The Human Right to Water in El Salvador (excerpt)

Versión Español

In El Salvador, environmental activists, natural resource protectors and lawmakers are still celebrating the historical victory of the Anti-Mining law which bans “prospection, exploration, exploitation, extraction or processing of metallic minerals in El Salvador.”1

Parallel to this victory, a new old fight continues.

El Salvador has, in fact, enough water for its people, however a water crisis is rising from unethical and incompetent management of resources. This is evident in the distribution when we see exclusive residential areas, resorts, mono-cropping farms receive water while mountain towns situated along flowing clean rivers do not.2

Though the organized fight for the right to water began over a decade ago, civil society with the support of international solidarity and major religions have come together to intensify the demand to pass the bill, originally drafted in 2005, which has been since updated and since challenged by right-wing parties and the private business sector.

These affected communities themselves are developing their own water committees and receiving specialized training in the collection, storage and distribution of their own communal and household systems. As a proud member of MOVIAC, the Movement of Victims Affected by Climate Change and Corporations, we support strengthening these leaders capacities and promote healthy, just and sustainable social changes.

Voices have been tasked to investigate an important topic facing the communities we serve and we have chosen the life and death subject on the right to water in order to spread awareness and forge solidarity. This report is close to completion however we are releasing this excerpt due to the current climate of popular movements and political decisions.

The Human Right to Water in El Salvador   (excerpt) :
VIEW | DOWNLOAD

Únete a la Marcha! + Join the March!FB event cover photo

El Derecho Humano al Agua en El Salvador   (extracto)

En El Salvador, activistas ambientales, protectores del agua y legisladores siguen celebrando el histórico triunfo de la ley antiminas que prohíbe “la prospección, exploración, explotación, extracción o procesamiento de minerales metálicos en El Salvador.”1
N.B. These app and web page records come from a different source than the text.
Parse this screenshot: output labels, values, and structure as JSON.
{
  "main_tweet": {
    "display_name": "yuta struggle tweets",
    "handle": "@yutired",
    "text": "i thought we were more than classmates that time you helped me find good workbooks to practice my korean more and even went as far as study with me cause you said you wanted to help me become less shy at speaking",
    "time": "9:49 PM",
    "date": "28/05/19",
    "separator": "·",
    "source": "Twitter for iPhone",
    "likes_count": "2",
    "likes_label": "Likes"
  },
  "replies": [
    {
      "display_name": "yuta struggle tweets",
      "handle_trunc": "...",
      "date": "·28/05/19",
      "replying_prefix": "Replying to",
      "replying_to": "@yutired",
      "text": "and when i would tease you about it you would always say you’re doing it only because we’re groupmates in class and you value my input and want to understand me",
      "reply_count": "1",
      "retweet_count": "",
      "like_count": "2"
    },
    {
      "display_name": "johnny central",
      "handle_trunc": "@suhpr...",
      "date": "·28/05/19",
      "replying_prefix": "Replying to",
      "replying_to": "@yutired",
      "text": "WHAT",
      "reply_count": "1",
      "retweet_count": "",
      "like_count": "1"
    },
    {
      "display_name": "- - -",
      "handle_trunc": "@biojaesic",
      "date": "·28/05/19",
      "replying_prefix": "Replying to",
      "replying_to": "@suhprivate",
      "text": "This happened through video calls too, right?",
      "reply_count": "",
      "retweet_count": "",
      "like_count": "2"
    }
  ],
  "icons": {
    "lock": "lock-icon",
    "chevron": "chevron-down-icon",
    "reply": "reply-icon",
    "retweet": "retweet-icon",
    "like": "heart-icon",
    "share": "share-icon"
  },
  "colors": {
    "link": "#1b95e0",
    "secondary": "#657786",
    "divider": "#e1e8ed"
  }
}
Paralelamente a esta victoria, una nueva / antigua pelea continúa.

El Salvador tiene, de hecho, suficiente agua para su gente, sin embargo una crisis del agua está levantando de la administración antiética e incompetente de recursos. Esto es evidente en la distribución cuando vemos zonas residenciales exclusivas, complejos, granjas monoculturales reciben agua mientras que los pueblos de montaña situados a lo largo de ríos que fluyen limpios no lo hacen.2

Aunque la lucha organizada por el derecho al agua comenzó hace más de una década, la sociedad civil con el apoyo de la solidaridad internacional y de las principales religiones se han unido para intensificar la demanda de aprobar el proyecto, redactado originalmente en 2005, desafiado por los partidos de derecha y el sector empresarial privado desde el inicio.

Estas mismas comunidades afectadas están desarrollando sus propios comités de agua y recibiendo capacitación especializada en la recolección, almacenamiento y distribución de sus propios sistemas comunitarios y domésticos. Como miembro orgulloso de MOVIAC, el Movimiento de las Víctimas Afectadas por el Cambio Climático y las Corporaciones, nosotros como Voces apoyamos el fortalecimiento de estas capacidades de líderes y promover cambios sociales saludables, justos y sostenibles.

Voces ha sido encargado de investigar un tema importante que enfrentan las comunidades a las que servimos y hemos elegido el tema del agua porque es un asunto de vida y muerte también para difundir la conciencia y forjar la solidaridad. Este informe está a punto de finalizar, sin embargo estamos publicando este fragmento debido al clima actual de movimientos populares y decisiones políticas.

El Derecho Humano al Agua en El Salvador   (extracto):
VIEW | DOWNLOAD